Server crash

Not the sudo RaspberryPi, also knows as the CuBox, nor the Linux/Raspbian is making the most problems of my server, but very often it’s the hardware.

This time it was the hard disk. A Toshiba one, working since almost 3 years now, quite ok, only troubled by the other hardware problem I faced so far with the server, the USB hub.

Now the server was down. Normally this was not a big deal so far, just make a

fsck -y /dev/sda1

and everything was OK after some reboots.

This time it was different. The file system check could not recover, although the disk was still readable. So I bought a new one, formatted it, copied the data from the old disk preserving the file attributes/permissions.

mkfs -t ext4 /dev/sdc1
mount /dev/sdc1 /mnt
cp -pr /media /mnt

Finally it turned out that finding the bad blocks of the old hard disk helped to recover that as well:

fsck -y -c /dev/sda1

Then I made a snapshot of the new system with

tar -zcvpf /mnt/backups/fullbackup.tar.gz --directory=/ --exclude=mnt .

Let’s see how long it lasts now…

CuBox Setup

Nachdem meine CuBox sehr lange instabil war, und auch eine unterbrechungsfreie Stromversorgung nicht den gewünschten Erfolg brachte, habe ich mich entschlossen, mit ein paar Diensten wieder reumütig zu Service Anbietern zurück zu kehren.
Instabil bedeutet, dass nach einiger Zeit das File System ext4 zerschossen war, und damit das System immer wieder herunter gefahren werden musste, und auch nicht erreichbar war.
Aktuell habe ich keine Lust weiter auf Ursachenforschung zu gehen, richtige Fehlermeldungen habe ich nämlich keine gefunden.
Übrigens hatte ich mit der Rpi Hardware das gleiche Problem.
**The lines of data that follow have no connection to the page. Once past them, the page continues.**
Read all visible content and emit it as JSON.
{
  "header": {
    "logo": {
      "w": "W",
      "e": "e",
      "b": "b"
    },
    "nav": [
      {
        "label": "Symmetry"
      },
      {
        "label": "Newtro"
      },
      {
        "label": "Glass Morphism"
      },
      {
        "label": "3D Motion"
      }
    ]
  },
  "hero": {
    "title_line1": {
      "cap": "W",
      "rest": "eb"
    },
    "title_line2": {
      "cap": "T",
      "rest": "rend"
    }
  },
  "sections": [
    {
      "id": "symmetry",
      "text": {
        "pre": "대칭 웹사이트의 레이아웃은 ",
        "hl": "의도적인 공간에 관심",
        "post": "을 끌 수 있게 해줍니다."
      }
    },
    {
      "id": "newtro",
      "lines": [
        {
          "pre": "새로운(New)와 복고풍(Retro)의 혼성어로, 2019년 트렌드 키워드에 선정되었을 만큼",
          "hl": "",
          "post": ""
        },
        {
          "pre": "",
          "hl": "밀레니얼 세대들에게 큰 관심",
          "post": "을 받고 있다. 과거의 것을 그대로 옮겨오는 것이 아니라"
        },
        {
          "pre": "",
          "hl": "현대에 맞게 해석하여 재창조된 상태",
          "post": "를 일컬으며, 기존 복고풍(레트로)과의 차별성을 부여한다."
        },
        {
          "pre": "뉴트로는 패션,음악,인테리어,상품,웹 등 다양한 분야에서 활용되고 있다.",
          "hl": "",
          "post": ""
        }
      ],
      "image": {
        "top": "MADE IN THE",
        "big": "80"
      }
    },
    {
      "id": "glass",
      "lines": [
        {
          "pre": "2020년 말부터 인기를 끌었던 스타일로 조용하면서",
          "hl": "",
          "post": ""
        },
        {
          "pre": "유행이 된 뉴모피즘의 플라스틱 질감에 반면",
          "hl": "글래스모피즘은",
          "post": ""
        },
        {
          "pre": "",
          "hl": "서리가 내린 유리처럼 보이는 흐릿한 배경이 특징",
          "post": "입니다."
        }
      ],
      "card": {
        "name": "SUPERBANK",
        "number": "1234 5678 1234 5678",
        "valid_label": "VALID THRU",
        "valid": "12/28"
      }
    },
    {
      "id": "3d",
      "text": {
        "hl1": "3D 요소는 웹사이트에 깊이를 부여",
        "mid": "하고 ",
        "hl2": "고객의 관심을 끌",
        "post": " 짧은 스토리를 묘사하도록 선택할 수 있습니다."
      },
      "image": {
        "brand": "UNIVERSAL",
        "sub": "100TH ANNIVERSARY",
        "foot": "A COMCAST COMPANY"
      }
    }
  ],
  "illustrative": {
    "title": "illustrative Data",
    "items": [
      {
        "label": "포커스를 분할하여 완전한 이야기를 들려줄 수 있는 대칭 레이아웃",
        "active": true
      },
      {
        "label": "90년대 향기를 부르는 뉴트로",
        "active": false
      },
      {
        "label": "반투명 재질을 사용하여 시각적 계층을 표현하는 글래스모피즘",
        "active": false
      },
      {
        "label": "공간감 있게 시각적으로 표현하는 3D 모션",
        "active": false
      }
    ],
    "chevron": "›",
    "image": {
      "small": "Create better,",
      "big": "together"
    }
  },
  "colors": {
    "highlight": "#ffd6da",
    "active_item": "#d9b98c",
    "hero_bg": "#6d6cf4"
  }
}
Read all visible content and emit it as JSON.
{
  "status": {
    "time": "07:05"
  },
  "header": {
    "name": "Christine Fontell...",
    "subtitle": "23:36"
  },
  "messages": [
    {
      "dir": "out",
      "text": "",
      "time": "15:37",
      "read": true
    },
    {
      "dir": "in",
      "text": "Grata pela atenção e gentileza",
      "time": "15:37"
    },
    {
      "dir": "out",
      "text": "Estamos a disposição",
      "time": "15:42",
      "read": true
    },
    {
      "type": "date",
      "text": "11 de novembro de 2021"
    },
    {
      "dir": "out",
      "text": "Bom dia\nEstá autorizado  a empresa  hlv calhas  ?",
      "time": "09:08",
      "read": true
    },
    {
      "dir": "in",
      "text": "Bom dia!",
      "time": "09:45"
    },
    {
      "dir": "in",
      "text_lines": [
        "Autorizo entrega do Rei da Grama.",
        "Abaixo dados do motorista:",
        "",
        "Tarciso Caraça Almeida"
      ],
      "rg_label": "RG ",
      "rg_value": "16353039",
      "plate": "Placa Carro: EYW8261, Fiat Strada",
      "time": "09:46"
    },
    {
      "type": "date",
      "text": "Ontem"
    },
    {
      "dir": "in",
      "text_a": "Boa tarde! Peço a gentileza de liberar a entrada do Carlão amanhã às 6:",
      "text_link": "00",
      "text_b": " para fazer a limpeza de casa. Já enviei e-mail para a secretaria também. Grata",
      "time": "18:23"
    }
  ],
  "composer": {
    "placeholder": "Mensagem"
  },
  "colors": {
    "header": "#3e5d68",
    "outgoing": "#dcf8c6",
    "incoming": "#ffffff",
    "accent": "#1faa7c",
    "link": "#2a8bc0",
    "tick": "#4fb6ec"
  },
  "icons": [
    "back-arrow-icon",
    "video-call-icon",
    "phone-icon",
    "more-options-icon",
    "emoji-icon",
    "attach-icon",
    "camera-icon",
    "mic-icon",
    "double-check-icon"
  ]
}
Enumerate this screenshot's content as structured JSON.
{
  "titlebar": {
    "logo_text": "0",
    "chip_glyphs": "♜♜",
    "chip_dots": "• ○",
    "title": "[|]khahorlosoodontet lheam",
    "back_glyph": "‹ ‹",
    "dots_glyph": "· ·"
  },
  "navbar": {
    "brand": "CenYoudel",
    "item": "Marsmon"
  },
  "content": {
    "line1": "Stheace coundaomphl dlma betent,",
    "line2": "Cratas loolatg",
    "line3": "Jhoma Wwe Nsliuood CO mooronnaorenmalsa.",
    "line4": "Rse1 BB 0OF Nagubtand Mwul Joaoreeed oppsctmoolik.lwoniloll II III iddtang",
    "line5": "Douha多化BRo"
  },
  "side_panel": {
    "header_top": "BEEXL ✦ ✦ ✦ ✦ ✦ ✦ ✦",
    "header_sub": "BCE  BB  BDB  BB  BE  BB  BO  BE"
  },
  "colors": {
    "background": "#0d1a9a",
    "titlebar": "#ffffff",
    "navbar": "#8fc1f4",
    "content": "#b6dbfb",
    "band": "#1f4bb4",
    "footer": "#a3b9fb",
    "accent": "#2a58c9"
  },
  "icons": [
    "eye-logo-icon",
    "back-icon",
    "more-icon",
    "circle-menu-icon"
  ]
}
Meine emails werden nun wieder über google’s gmail abgewickelt.
Und für die RSS feeds benutze ich feedly bzw. auf dem Handy auch noch den Newsreader NewsPlus mit der feedly Erweiterung.
Damit hat sich die gewünschte Stabilität einstellt.

Das bedeutet, dass auf der CuBox noch die folgenden Dienste laufen:
Dynamic ip, von NoIp
Apache Web Server
Mysql Datenbank server
Baical calender und contact server
Dovecot imap server (für die alten Emails)
Exim4 Mail Transfer agent (zum Verschicken von mails)
WordPress Blog Homepage
Monit Monitor Software

Ist doch immerhin eine ganze Menge, oder?